Then May 13 happened, I was in fact harboured and protected by the Chinese in their house in my kampung. I did not understand what was happening or why. It was just that it was a dangerous time for both Chinese and Malays.
When things subsided and returned to normalcy, I felt that something had changed in the air, but luckily due to the close knit relationship everybody enjoyed in the small kampung there were still the familiar smiling faces, the open arm greetings and friendly and sincere gestures which bonded us. There was still no deep divide to split us up, we were still Malaysians of different races and still stood together in our lives as we lived side by side.
Through the years, we saw many changes and developments, I cannot pin point what was it that caused a rift in our multiracial society but it is so prominent now that you can't ignore the elephant in the room. Whatever you read in the newspapers or is flashed as a scene showing the holding of hands and mingling is just something fabricated to look good (window dressing).
There are still true and genuine clusters of racial interaction and unity but on a whole, segregation and racial and religious elements have crept in to destroy the very fabric which was built up during the days of Tunku Abdul Rahman Putra Al-Haj ibni Almarhum Sultan Abdul Hamid Halim Shah II, Malaysia’s founding father, the architect of Malayan independence and the formation of Malaysia. My idol now and forever.
Many people blame the government, political parties, religious groups, the education system, and race- and religion-based politics for the sad state of affairs in regards to the deterioration of racial harmony, tolerance, understanding and cooperation among the various communities.
I believe the fault lies with all of us, all Malaysians who has allowed this to happen, who did not stand up or voice concerns, to stop the rot from happening, mostly all stood in the sidelines to watch it happening and didn’t do anything until it is too late.
Is it too late? What is the recipe to put things back again? I really don’t know. It was a long journey and as an observer in life, I wish it were different. I yearn for the “good old days” when things were much more simple and racial hatred was absent in our lives.
With all the new projects, buildings, infra-structure in which billions have been allocated, the missing component is human development and understanding. A fundamental and critical value that requires painstakingly constructive development and forging genuine unity of the people from all walks of life and race who are the real peacemakers.
We have to learn to walk again, to teach our children the right things from young, we have to put aside sensitivity and learn to extend our hands again to our neighbor and everyone. We have to accept that 1 person who is wrong does not reflect the opinion and feelings of all.
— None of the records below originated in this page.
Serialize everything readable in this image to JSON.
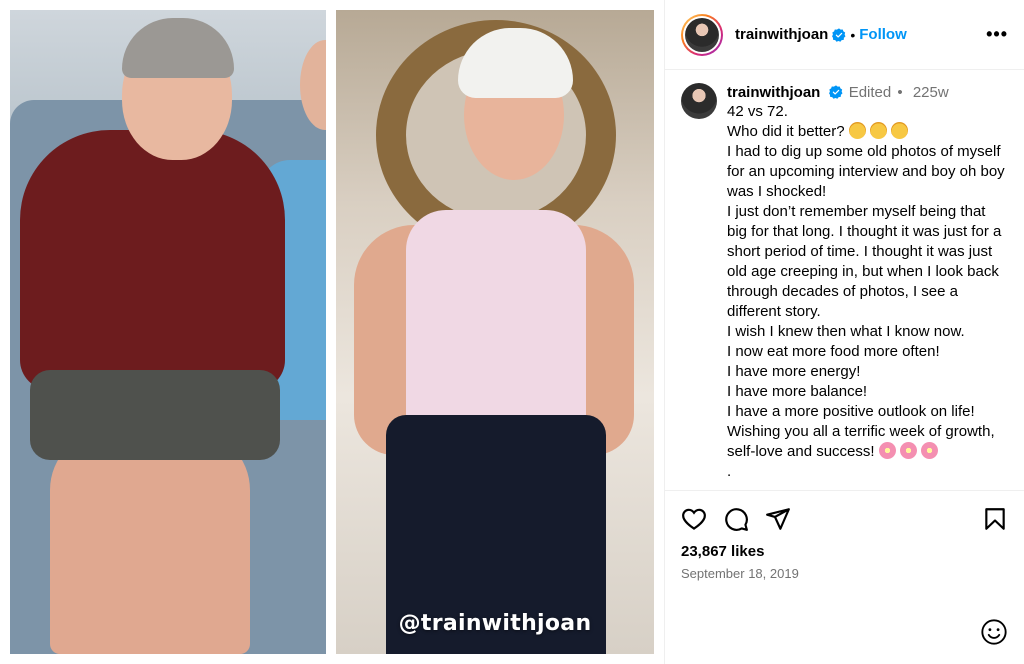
{
  "media": {
    "watermark": "@trainwithjoan"
  },
  "header": {
    "username": "trainwithjoan",
    "separator": "•",
    "follow_label": "Follow",
    "more_label": "•••",
    "icons": [
      "avatar",
      "verified-badge-icon",
      "more-options-icon"
    ]
  },
  "caption": {
    "username": "trainwithjoan",
    "edited_label": "Edited",
    "separator": "•",
    "time": "225w",
    "lines": [
      "42 vs 72.",
      "Who did it better?",
      "I had to dig up some old photos of myself for an upcoming interview and boy oh boy was I shocked!",
      "I just don’t remember myself being that big for that long. I thought it was just for a short period of time. I thought it was just old age creeping in, but when I look back through decades of photos, I see a different story.",
      "I wish I knew then what I know now.",
      "I now eat more food more often!",
      "I have more energy!",
      "I have more balance!",
      "I have a more positive outlook on life!",
      "Wishing you all a terrific week of growth, self-love and success!",
      "."
    ],
    "emoji_icons": [
      "sweat-smile-emoji",
      "cherry-blossom-emoji"
    ]
  },
  "actions": {
    "icons": [
      "heart-icon",
      "comment-icon",
      "share-icon",
      "bookmark-icon"
    ]
  },
  "likes": "23,867 likes",
  "date": "September 18, 2019",
  "colors": {
    "link_blue": "#0095f6",
    "muted_text": "#737373",
    "verified_blue": "#0095f6"
  }
}
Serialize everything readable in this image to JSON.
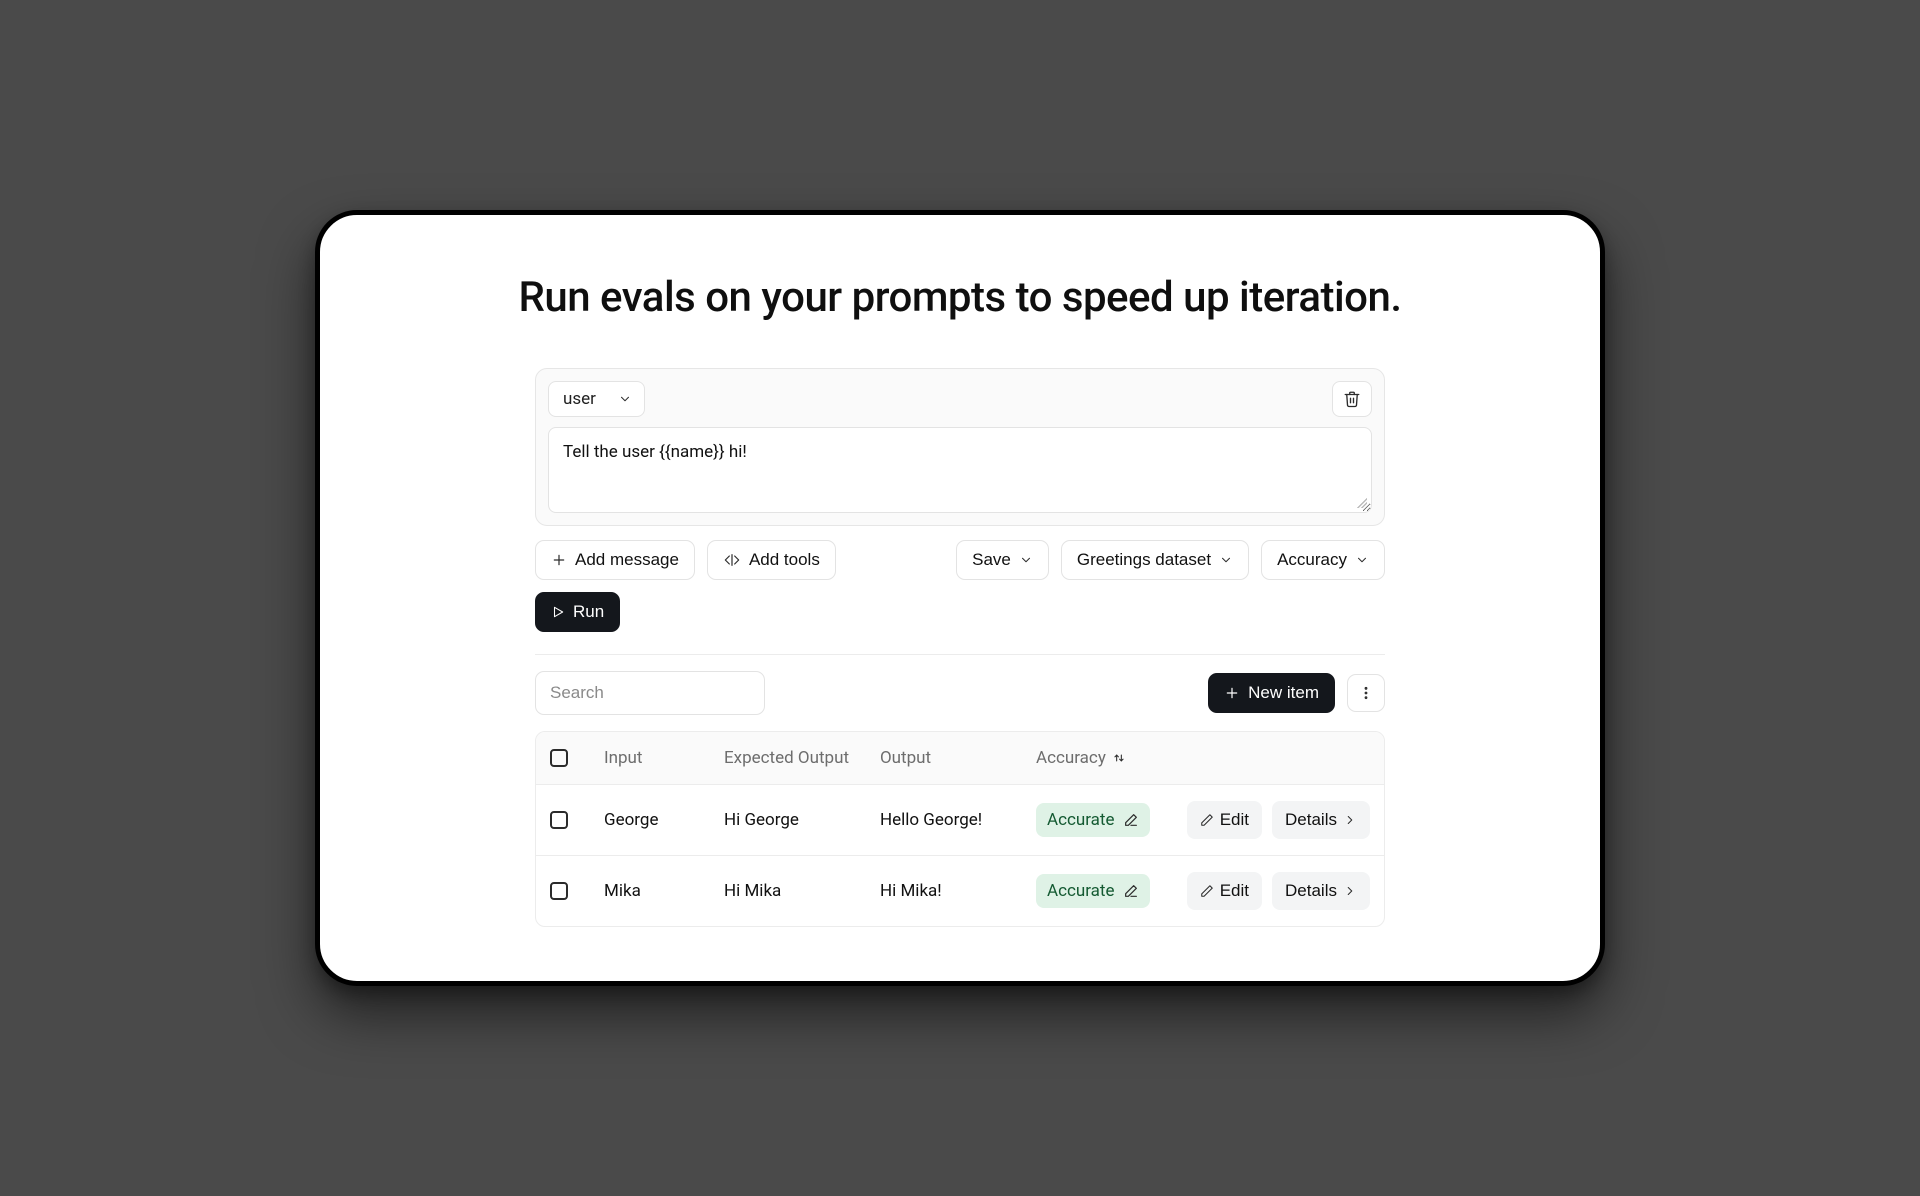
{
  "headline": "Run evals on your prompts to speed up iteration.",
  "prompt": {
    "role": "user",
    "content": "Tell the user {{name}} hi!"
  },
  "toolbar": {
    "add_message": "Add message",
    "add_tools": "Add tools",
    "save": "Save",
    "dataset": "Greetings dataset",
    "metric": "Accuracy",
    "run": "Run"
  },
  "list": {
    "search_placeholder": "Search",
    "new_item": "New item"
  },
  "columns": {
    "input": "Input",
    "expected": "Expected Output",
    "output": "Output",
    "accuracy": "Accuracy"
  },
  "row_actions": {
    "edit": "Edit",
    "details": "Details"
  },
  "accuracy_label": "Accurate",
  "rows": [
    {
      "input": "George",
      "expected": "Hi George",
      "output": "Hello George!",
      "accuracy": "Accurate"
    },
    {
      "input": "Mika",
      "expected": "Hi Mika",
      "output": "Hi Mika!",
      "accuracy": "Accurate"
    }
  ]
}
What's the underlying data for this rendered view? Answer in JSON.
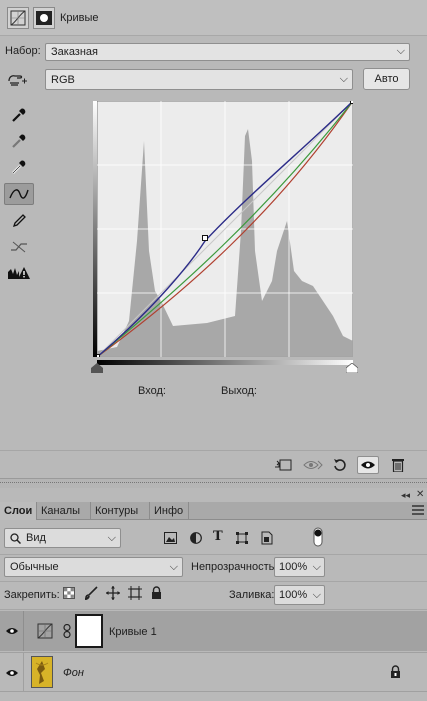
{
  "properties": {
    "title": "Кривые",
    "preset_label": "Набор:",
    "preset_value": "Заказная",
    "channel_value": "RGB",
    "auto_label": "Авто",
    "input_label": "Вход:",
    "output_label": "Выход:"
  },
  "layers_panel": {
    "tabs": [
      "Слои",
      "Каналы",
      "Контуры",
      "Инфо"
    ],
    "filter_value": "Вид",
    "blend_mode": "Обычные",
    "opacity_label": "Непрозрачность:",
    "opacity_value": "100%",
    "lock_label": "Закрепить:",
    "fill_label": "Заливка:",
    "fill_value": "100%",
    "layers": [
      {
        "name": "Кривые 1",
        "type": "adjustment",
        "selected": true
      },
      {
        "name": "Фон",
        "type": "image",
        "locked": true
      }
    ]
  },
  "colors": {
    "rgb_curve": "#2c2c88",
    "green_curve": "#3c9a3c",
    "red_curve": "#b04030",
    "histogram": "#a4a4a4",
    "graph_bg": "#ececec"
  }
}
We have to root out extremism and God Willing the sultan in his wisdom and prudence will come down hard on those who blatantly disregard his kind reminder for national harmony and the importance of instilling in them respect towards other religions and races because Malaysia is a multicultural and multi-religious country.
By interjecting just once against any wrongdoers, he will set the wheels in motion for others to toe the line and not to damage the fabric of unity as many feel they are ‘untouchable’ now and can do or say anything they want. They are dangerous to our national unity.
Anything or anybody which is detrimental to this objective must be nipped in the bud and when you really walk the talk, people will respect not the race but the person.
Racism is something you learn and not something you are born with. Let’s stop believing that our differences make us superior or inferior to one another.
To quote a saying, “We were all humans until race disconnected us, religion separated us, politics divided us, and wealth classified us.”
I reminisce on the good old days and the fun I had with all my friends of different races, religions and colors, I pray for a better united Malaysia and that it does not forget or change our Federal Constitution of 1957 and that we learn to accept ourselves as Malaysians other than a particular race or colour.
(From the guy who got roasted in the oven when he was a baby.)